### Supplied entries
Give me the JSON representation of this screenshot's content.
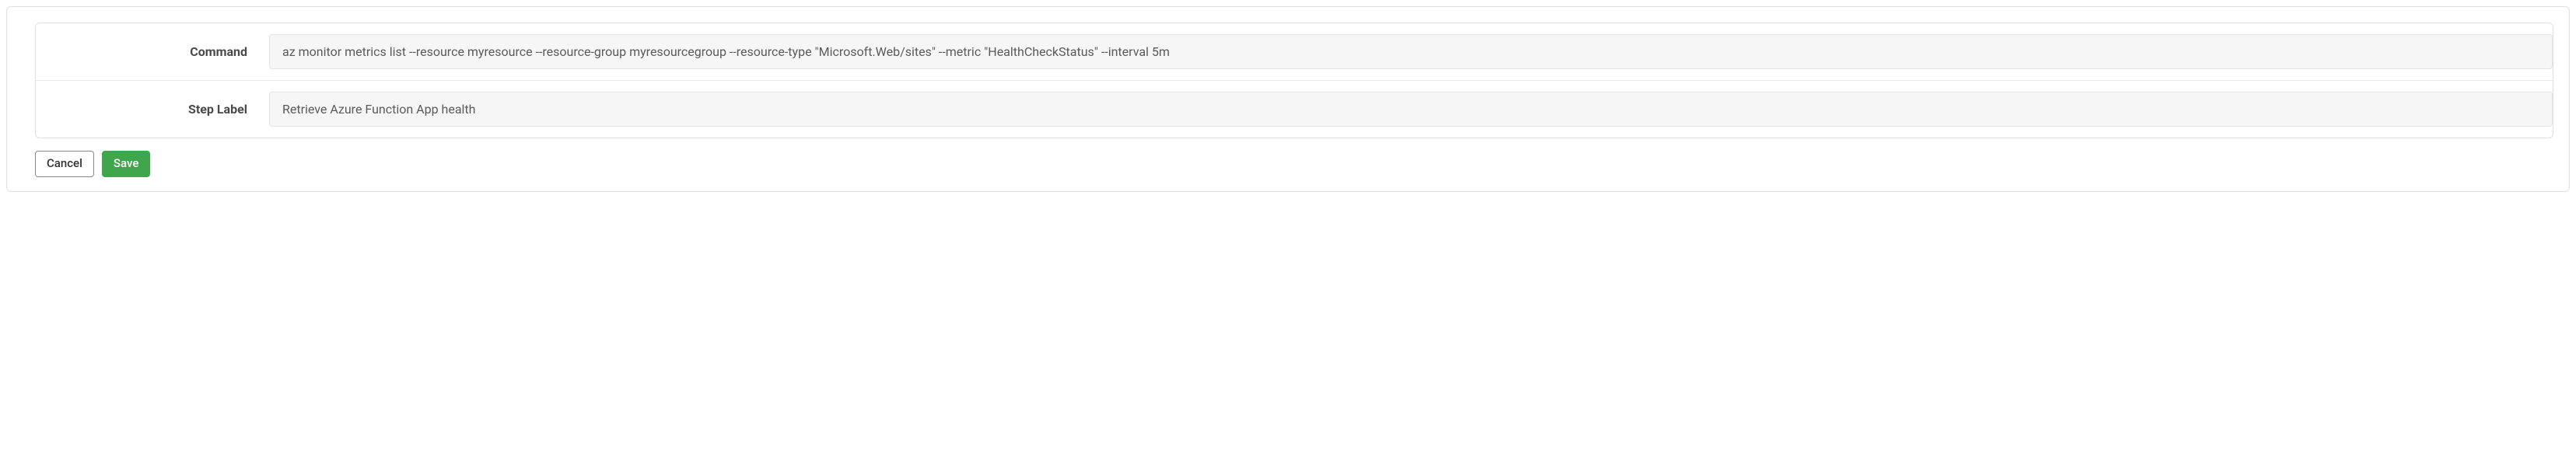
{
  "form": {
    "rows": [
      {
        "label": "Command",
        "value": "az monitor metrics list --resource myresource --resource-group myresourcegroup --resource-type \"Microsoft.Web/sites\" --metric \"HealthCheckStatus\" --interval 5m"
      },
      {
        "label": "Step Label",
        "value": "Retrieve Azure Function App health"
      }
    ]
  },
  "buttons": {
    "cancel": "Cancel",
    "save": "Save"
  }
}
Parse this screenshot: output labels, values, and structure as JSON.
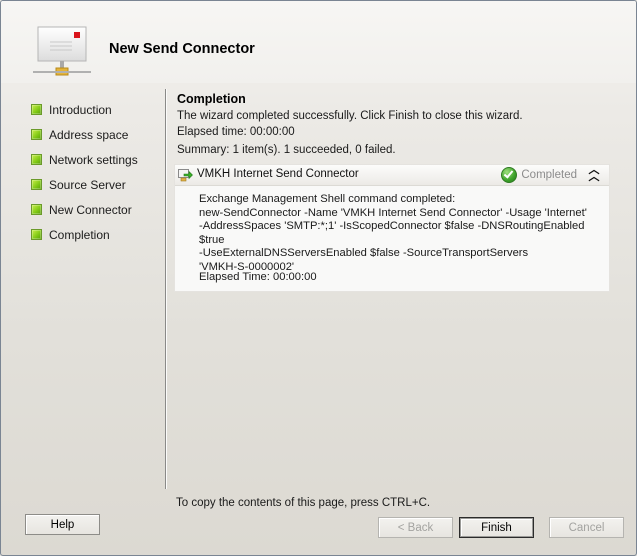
{
  "window": {
    "title": "New Send Connector",
    "header_icon": "mail-connector-icon"
  },
  "nav": {
    "items": [
      {
        "label": "Introduction",
        "status": "complete"
      },
      {
        "label": "Address space",
        "status": "complete"
      },
      {
        "label": "Network settings",
        "status": "complete"
      },
      {
        "label": "Source Server",
        "status": "complete"
      },
      {
        "label": "New Connector",
        "status": "complete"
      },
      {
        "label": "Completion",
        "status": "complete"
      }
    ]
  },
  "content": {
    "title": "Completion",
    "message": "The wizard completed successfully. Click Finish to close this wizard.",
    "elapsed": "Elapsed time: 00:00:00",
    "summary": "Summary: 1 item(s). 1 succeeded, 0 failed."
  },
  "result": {
    "name": "VMKH Internet Send Connector",
    "status": "Completed",
    "status_color": "#3da22a",
    "body": "Exchange Management Shell command completed:\nnew-SendConnector -Name 'VMKH Internet Send Connector' -Usage 'Internet'\n-AddressSpaces 'SMTP:*;1' -IsScopedConnector $false -DNSRoutingEnabled $true\n-UseExternalDNSServersEnabled $false -SourceTransportServers\n'VMKH-S-0000002'",
    "elapsed": "Elapsed Time: 00:00:00"
  },
  "footer": {
    "copy_hint": "To copy the contents of this page, press CTRL+C.",
    "help_label": "Help",
    "back_label": "< Back",
    "finish_label": "Finish",
    "cancel_label": "Cancel"
  }
}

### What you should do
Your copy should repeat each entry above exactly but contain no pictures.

### Solution to this exercise
Give me the JSON representation of this screenshot's content.
{
  "form": {
    "rows": [
      {
        "label": "Command",
        "value": "az monitor metrics list --resource myresource --resource-group myresourcegroup --resource-type \"Microsoft.Web/sites\" --metric \"HealthCheckStatus\" --interval 5m"
      },
      {
        "label": "Step Label",
        "value": "Retrieve Azure Function App health"
      }
    ]
  },
  "buttons": {
    "cancel": "Cancel",
    "save": "Save"
  }
}
Parse this screenshot: output labels, values, and structure as JSON.
{
  "window": {
    "title": "New Send Connector",
    "header_icon": "mail-connector-icon"
  },
  "nav": {
    "items": [
      {
        "label": "Introduction",
        "status": "complete"
      },
      {
        "label": "Address space",
        "status": "complete"
      },
      {
        "label": "Network settings",
        "status": "complete"
      },
      {
        "label": "Source Server",
        "status": "complete"
      },
      {
        "label": "New Connector",
        "status": "complete"
      },
      {
        "label": "Completion",
        "status": "complete"
      }
    ]
  },
  "content": {
    "title": "Completion",
    "message": "The wizard completed successfully. Click Finish to close this wizard.",
    "elapsed": "Elapsed time: 00:00:00",
    "summary": "Summary: 1 item(s). 1 succeeded, 0 failed."
  },
  "result": {
    "name": "VMKH Internet Send Connector",
    "status": "Completed",
    "status_color": "#3da22a",
    "body": "Exchange Management Shell command completed:\nnew-SendConnector -Name 'VMKH Internet Send Connector' -Usage 'Internet'\n-AddressSpaces 'SMTP:*;1' -IsScopedConnector $false -DNSRoutingEnabled $true\n-UseExternalDNSServersEnabled $false -SourceTransportServers\n'VMKH-S-0000002'",
    "elapsed": "Elapsed Time: 00:00:00"
  },
  "footer": {
    "copy_hint": "To copy the contents of this page, press CTRL+C.",
    "help_label": "Help",
    "back_label": "< Back",
    "finish_label": "Finish",
    "cancel_label": "Cancel"
  }
}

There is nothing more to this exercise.